• REQUIRED WORK
Give the records again exactly, with every character kept.

[Stored data entries]
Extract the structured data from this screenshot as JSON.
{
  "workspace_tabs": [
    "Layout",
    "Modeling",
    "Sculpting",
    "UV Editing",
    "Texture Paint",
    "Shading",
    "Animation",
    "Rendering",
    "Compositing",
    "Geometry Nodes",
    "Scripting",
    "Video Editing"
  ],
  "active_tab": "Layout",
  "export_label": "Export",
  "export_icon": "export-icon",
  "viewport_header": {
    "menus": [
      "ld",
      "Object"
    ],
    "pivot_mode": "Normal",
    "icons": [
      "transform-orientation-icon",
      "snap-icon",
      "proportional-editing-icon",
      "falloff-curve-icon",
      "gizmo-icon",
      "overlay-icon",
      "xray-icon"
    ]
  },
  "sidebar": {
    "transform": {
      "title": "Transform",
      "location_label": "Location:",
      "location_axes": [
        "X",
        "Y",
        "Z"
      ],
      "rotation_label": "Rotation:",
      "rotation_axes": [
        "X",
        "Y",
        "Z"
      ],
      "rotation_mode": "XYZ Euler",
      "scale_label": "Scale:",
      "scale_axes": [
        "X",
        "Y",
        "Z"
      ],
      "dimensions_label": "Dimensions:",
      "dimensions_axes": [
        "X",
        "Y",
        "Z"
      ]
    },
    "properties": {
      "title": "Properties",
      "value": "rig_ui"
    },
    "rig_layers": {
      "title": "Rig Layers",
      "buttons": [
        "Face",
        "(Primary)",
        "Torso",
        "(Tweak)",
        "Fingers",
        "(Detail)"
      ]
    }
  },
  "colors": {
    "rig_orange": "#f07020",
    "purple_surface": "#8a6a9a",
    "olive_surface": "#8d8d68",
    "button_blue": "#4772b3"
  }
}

• SOLUTION TO THIS EXERCISE
Extract the structured data from this screenshot as JSON.
{
  "workspace_tabs": [
    "Layout",
    "Modeling",
    "Sculpting",
    "UV Editing",
    "Texture Paint",
    "Shading",
    "Animation",
    "Rendering",
    "Compositing",
    "Geometry Nodes",
    "Scripting",
    "Video Editing"
  ],
  "active_tab": "Layout",
  "export_label": "Export",
  "export_icon": "export-icon",
  "viewport_header": {
    "menus": [
      "ld",
      "Object"
    ],
    "pivot_mode": "Normal",
    "icons": [
      "transform-orientation-icon",
      "snap-icon",
      "proportional-editing-icon",
      "falloff-curve-icon",
      "gizmo-icon",
      "overlay-icon",
      "xray-icon"
    ]
  },
  "sidebar": {
    "transform": {
      "title": "Transform",
      "location_label": "Location:",
      "location_axes": [
        "X",
        "Y",
        "Z"
      ],
      "rotation_label": "Rotation:",
      "rotation_axes": [
        "X",
        "Y",
        "Z"
      ],
      "rotation_mode": "XYZ Euler",
      "scale_label": "Scale:",
      "scale_axes": [
        "X",
        "Y",
        "Z"
      ],
      "dimensions_label": "Dimensions:",
      "dimensions_axes": [
        "X",
        "Y",
        "Z"
      ]
    },
    "properties": {
      "title": "Properties",
      "value": "rig_ui"
    },
    "rig_layers": {
      "title": "Rig Layers",
      "buttons": [
        "Face",
        "(Primary)",
        "Torso",
        "(Tweak)",
        "Fingers",
        "(Detail)"
      ]
    }
  },
  "colors": {
    "rig_orange": "#f07020",
    "purple_surface": "#8a6a9a",
    "olive_surface": "#8d8d68",
    "button_blue": "#4772b3"
  }
}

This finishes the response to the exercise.